When you learned about bankruptcy in the past, it was likely with the understanding that it would lead to the liquidation of your assets. For many people, the idea of liquidating the items they own actually prevents them from filing for bankruptcy when they could really use that kind of financial help.
You should understand that Chapter 7 bankruptcy is a liquidation bankruptcy, but that doesn’t mean that all bankruptcies require you to liquidate your assets. Even with Chapter 7 bankruptcy, there are exemptions that help you avoid losing items that you need — and the vast majority of people who file Chapter 7 never liquidate anything.
Liquidation: What it really means for you during bankruptcy
When you file for bankruptcy, you’ll choose from different kinds of bankruptcy. Most consumers go with Chapter 7 or 13 bankruptcy. Chapter 7 requires you to give up excess assets and to sell them to repay debts. Chapter 13 bankruptcy often does not require any kind of liquidation.
Even with Chapter 7 bankruptcy, you will not have to liquidate everything — and you may not liquidate anything at all. This is because bankruptcy is not designed to make you start from scratch. Instead, there are exemptions that may help you keep your home, retain a vehicle of a certain value or to protect the possession you want to keep, like clothing or electronics.
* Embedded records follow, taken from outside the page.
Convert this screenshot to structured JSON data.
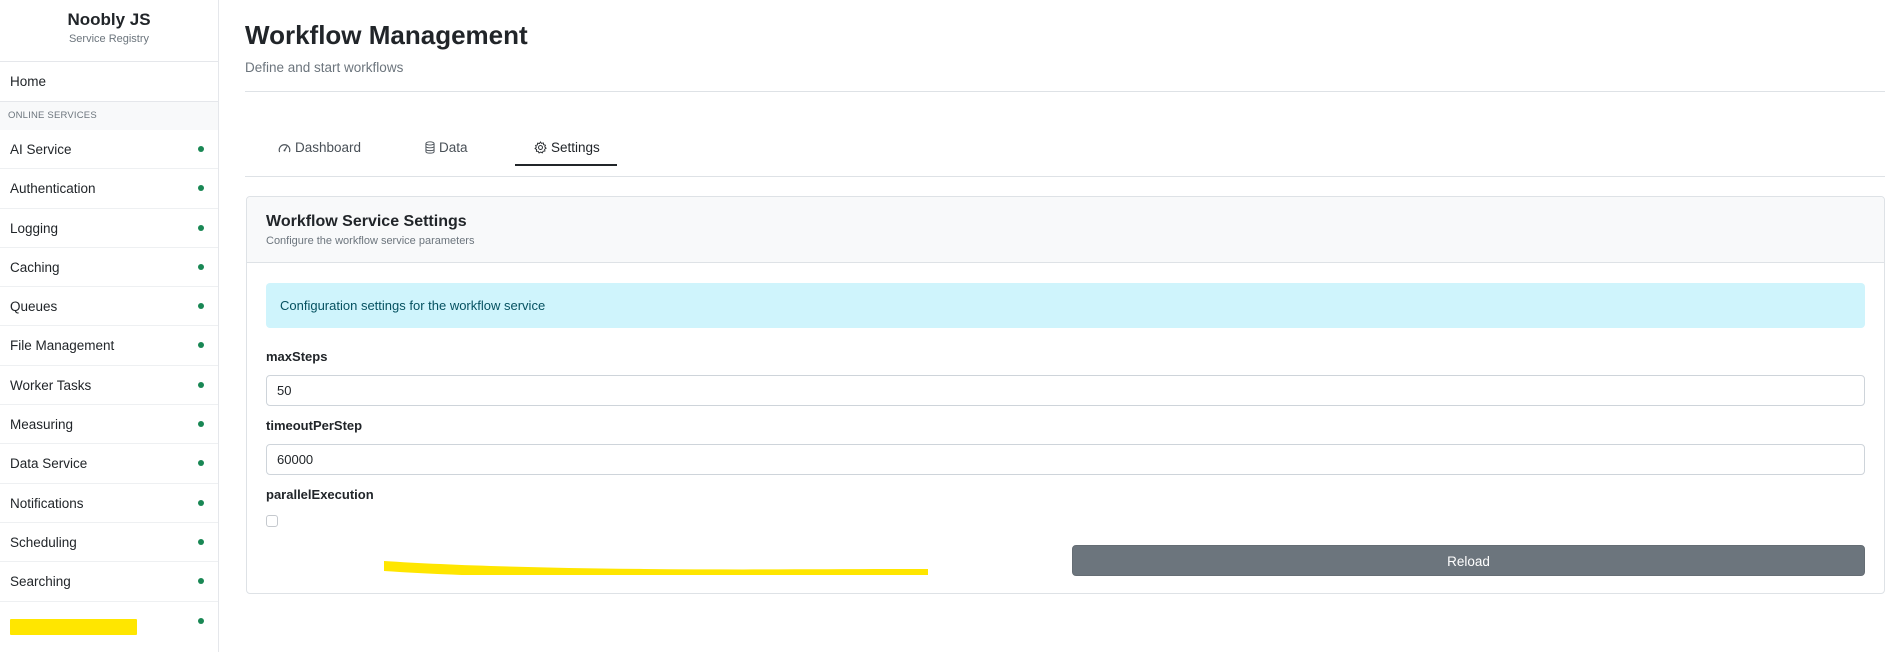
{
  "sidebar": {
    "brand_title": "Noobly JS",
    "brand_subtitle": "Service Registry",
    "home_label": "Home",
    "section_label": "ONLINE SERVICES",
    "status_color": "#198754",
    "items": [
      {
        "label": "AI Service"
      },
      {
        "label": "Authentication"
      },
      {
        "label": "Logging"
      },
      {
        "label": "Caching"
      },
      {
        "label": "Queues"
      },
      {
        "label": "File Management"
      },
      {
        "label": "Worker Tasks"
      },
      {
        "label": "Measuring"
      },
      {
        "label": "Data Service"
      },
      {
        "label": "Notifications"
      },
      {
        "label": "Scheduling"
      },
      {
        "label": "Searching"
      },
      {
        "label": ""
      }
    ]
  },
  "header": {
    "title": "Workflow Management",
    "subtitle": "Define and start workflows"
  },
  "tabs": [
    {
      "label": "Dashboard",
      "icon": "dashboard-gauge-icon"
    },
    {
      "label": "Data",
      "icon": "database-icon"
    },
    {
      "label": "Settings",
      "icon": "gear-icon",
      "active": true
    }
  ],
  "settings_card": {
    "title": "Workflow Service Settings",
    "description": "Configure the workflow service parameters",
    "info_text": "Configuration settings for the workflow service",
    "fields": {
      "max_steps": {
        "label": "maxSteps",
        "value": "50"
      },
      "timeout_per_step": {
        "label": "timeoutPerStep",
        "value": "60000"
      },
      "parallel_execution": {
        "label": "parallelExecution",
        "checked": false
      }
    },
    "reload_label": "Reload"
  },
  "colors": {
    "accent_info_bg": "#cff4fc",
    "info_text": "#055160",
    "secondary_button": "#6c757d",
    "redaction": "#ffe600"
  }
}
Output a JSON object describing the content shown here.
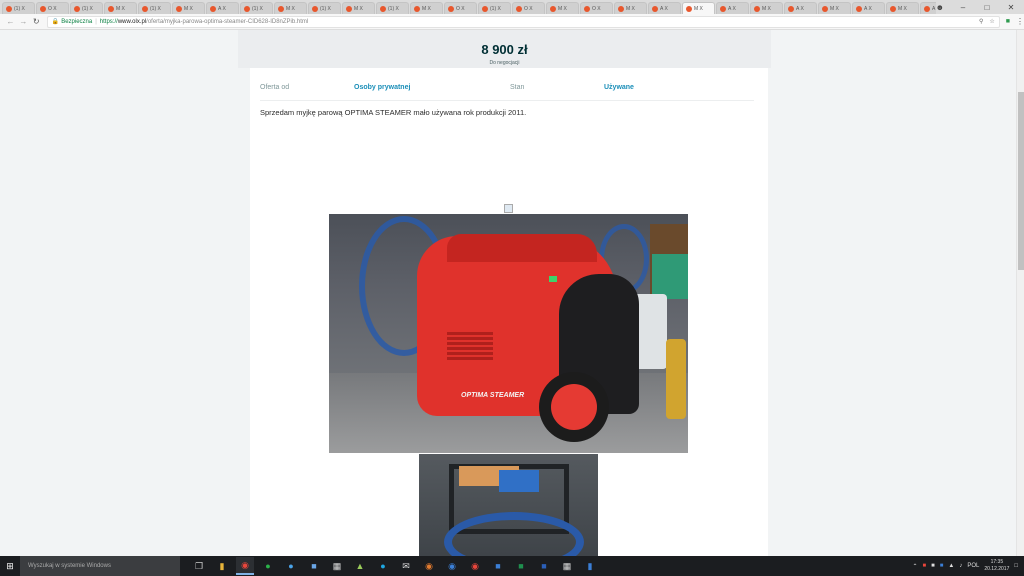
{
  "browser": {
    "tabs": [
      {
        "text": "(1) X"
      },
      {
        "text": "O X"
      },
      {
        "text": "(1) X"
      },
      {
        "text": "M X"
      },
      {
        "text": "(1) X"
      },
      {
        "text": "M X"
      },
      {
        "text": "A X"
      },
      {
        "text": "(1) X"
      },
      {
        "text": "M X"
      },
      {
        "text": "(1) X"
      },
      {
        "text": "M X"
      },
      {
        "text": "(1) X"
      },
      {
        "text": "M X"
      },
      {
        "text": "O X"
      },
      {
        "text": "(1) X"
      },
      {
        "text": "O X"
      },
      {
        "text": "M X"
      },
      {
        "text": "O X"
      },
      {
        "text": "M X"
      },
      {
        "text": "A X"
      },
      {
        "text": "M X"
      },
      {
        "text": "A X"
      },
      {
        "text": "M X"
      },
      {
        "text": "A X"
      },
      {
        "text": "M X"
      },
      {
        "text": "A X"
      },
      {
        "text": "M X"
      },
      {
        "text": "A X"
      },
      {
        "text": "M X"
      }
    ],
    "address": {
      "secure_label": "Bezpieczna",
      "scheme": "https://",
      "host": "www.olx.pl",
      "path": "/oferta/myjka-parowa-optima-steamer-CID628-ID8nZPib.html"
    }
  },
  "listing": {
    "price": "8 900 zł",
    "negotiable": "Do negocjacji",
    "details": [
      {
        "label": "Oferta od",
        "value": "Osoby prywatnej"
      },
      {
        "label": "Stan",
        "value": "Używane"
      }
    ],
    "description": "Sprzedam myjkę parową OPTIMA STEAMER mało używana rok produkcji 2011.",
    "photo1_badge": "OPTIMA STEAMER"
  },
  "taskbar": {
    "search_placeholder": "Wyszukaj w systemie Windows",
    "language": "POL",
    "time": "17:35",
    "date": "20.12.2017"
  }
}
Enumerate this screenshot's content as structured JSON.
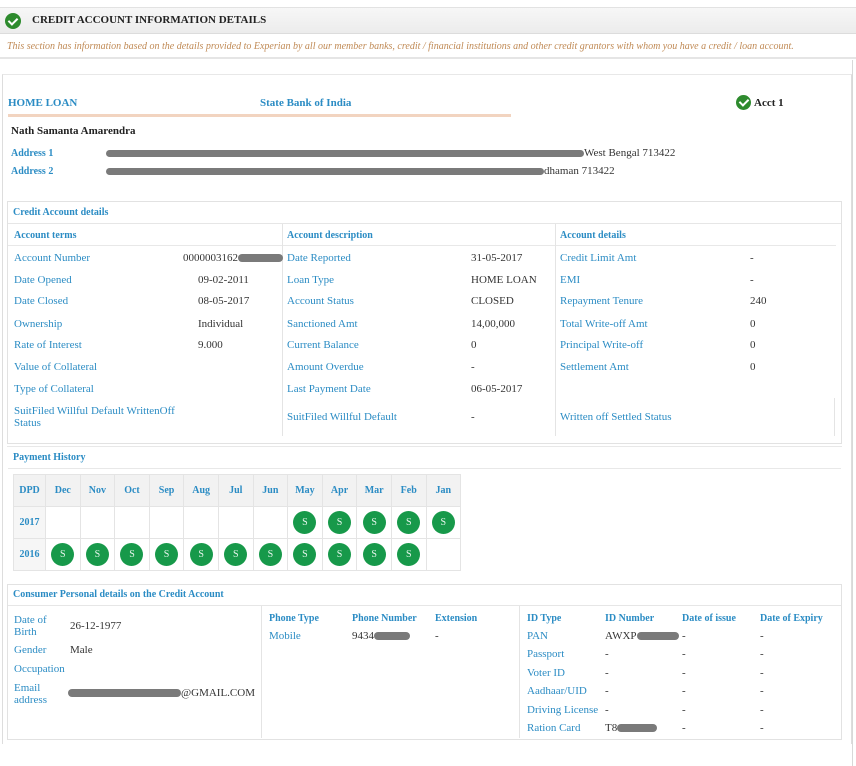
{
  "header": {
    "title": "CREDIT ACCOUNT INFORMATION DETAILS",
    "icon": "check-circle-icon",
    "intro": "This section has information based on the details provided to Experian by all our member banks, credit / financial institutions and other credit grantors with whom you have a credit / loan account."
  },
  "account": {
    "type": "HOME LOAN",
    "bank": "State Bank of India",
    "badge": "Acct 1",
    "holder_name": "Nath Samanta Amarendra",
    "address1_label": "Address 1",
    "address1_suffix": "West Bengal 713422",
    "address2_label": "Address 2",
    "address2_suffix": "dhaman 713422"
  },
  "credit_details": {
    "title": "Credit Account details",
    "columns": [
      {
        "heading": "Account terms",
        "rows": [
          {
            "label": "Account Number",
            "value": "0000003162"
          },
          {
            "label": "Date Opened",
            "value": "09-02-2011"
          },
          {
            "label": "Date Closed",
            "value": "08-05-2017"
          },
          {
            "label": "Ownership",
            "value": "Individual"
          },
          {
            "label": "Rate of Interest",
            "value": "9.000"
          },
          {
            "label": "Value of Collateral",
            "value": ""
          },
          {
            "label": "Type of Collateral",
            "value": ""
          },
          {
            "label": "SuitFiled Willful Default WrittenOff Status",
            "value": ""
          }
        ]
      },
      {
        "heading": "Account description",
        "rows": [
          {
            "label": "Date Reported",
            "value": "31-05-2017"
          },
          {
            "label": "Loan Type",
            "value": "HOME LOAN"
          },
          {
            "label": "Account Status",
            "value": "CLOSED"
          },
          {
            "label": "Sanctioned Amt",
            "value": "14,00,000"
          },
          {
            "label": "Current Balance",
            "value": "0"
          },
          {
            "label": "Amount Overdue",
            "value": "-"
          },
          {
            "label": "Last Payment Date",
            "value": "06-05-2017"
          },
          {
            "label": "SuitFiled Willful Default",
            "value": "-"
          }
        ]
      },
      {
        "heading": "Account details",
        "rows": [
          {
            "label": "Credit Limit Amt",
            "value": "-"
          },
          {
            "label": "EMI",
            "value": "-"
          },
          {
            "label": "Repayment Tenure",
            "value": "240"
          },
          {
            "label": "Total Write-off Amt",
            "value": "0"
          },
          {
            "label": "Principal Write-off",
            "value": "0"
          },
          {
            "label": "Settlement Amt",
            "value": "0"
          },
          {
            "label": "",
            "value": ""
          },
          {
            "label": "Written off Settled Status",
            "value": ""
          }
        ]
      }
    ]
  },
  "payment_history": {
    "title": "Payment History",
    "corner": "DPD",
    "months": [
      "Dec",
      "Nov",
      "Oct",
      "Sep",
      "Aug",
      "Jul",
      "Jun",
      "May",
      "Apr",
      "Mar",
      "Feb",
      "Jan"
    ],
    "years": [
      {
        "year": "2017",
        "cells": [
          "",
          "",
          "",
          "",
          "",
          "",
          "",
          "S",
          "S",
          "S",
          "S",
          "S"
        ]
      },
      {
        "year": "2016",
        "cells": [
          "S",
          "S",
          "S",
          "S",
          "S",
          "S",
          "S",
          "S",
          "S",
          "S",
          "S",
          ""
        ]
      }
    ],
    "status_color": "#17994a"
  },
  "personal": {
    "title": "Consumer Personal details on the Credit Account",
    "fields": [
      {
        "label": "Date of Birth",
        "value": "26-12-1977"
      },
      {
        "label": "Gender",
        "value": "Male"
      },
      {
        "label": "Occupation",
        "value": ""
      },
      {
        "label": "Email address",
        "value": "@GMAIL.COM"
      }
    ],
    "phones": {
      "headers": [
        "Phone Type",
        "Phone Number",
        "Extension"
      ],
      "rows": [
        [
          "Mobile",
          "9434",
          "-"
        ]
      ]
    },
    "ids": {
      "headers": [
        "ID Type",
        "ID Number",
        "Date of issue",
        "Date of Expiry"
      ],
      "rows": [
        [
          "PAN",
          "AWXP",
          "-",
          "-"
        ],
        [
          "Passport",
          "-",
          "-",
          "-"
        ],
        [
          "Voter ID",
          "-",
          "-",
          "-"
        ],
        [
          "Aadhaar/UID",
          "-",
          "-",
          "-"
        ],
        [
          "Driving License",
          "-",
          "-",
          "-"
        ],
        [
          "Ration Card",
          "T8",
          "-",
          "-"
        ]
      ]
    }
  },
  "colors": {
    "label_blue": "#2b8cc4",
    "intro_text": "#c08a55",
    "check_green": "#2e8b2e"
  }
}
There is also a wildcard exemption that allows you an exemption for items up to a certain value, no matter what those items may be.
If you’re struggling with your debts, don’t let the things you’ve heard about “liquidation bankruptcy” scare you away from the help that you deserve.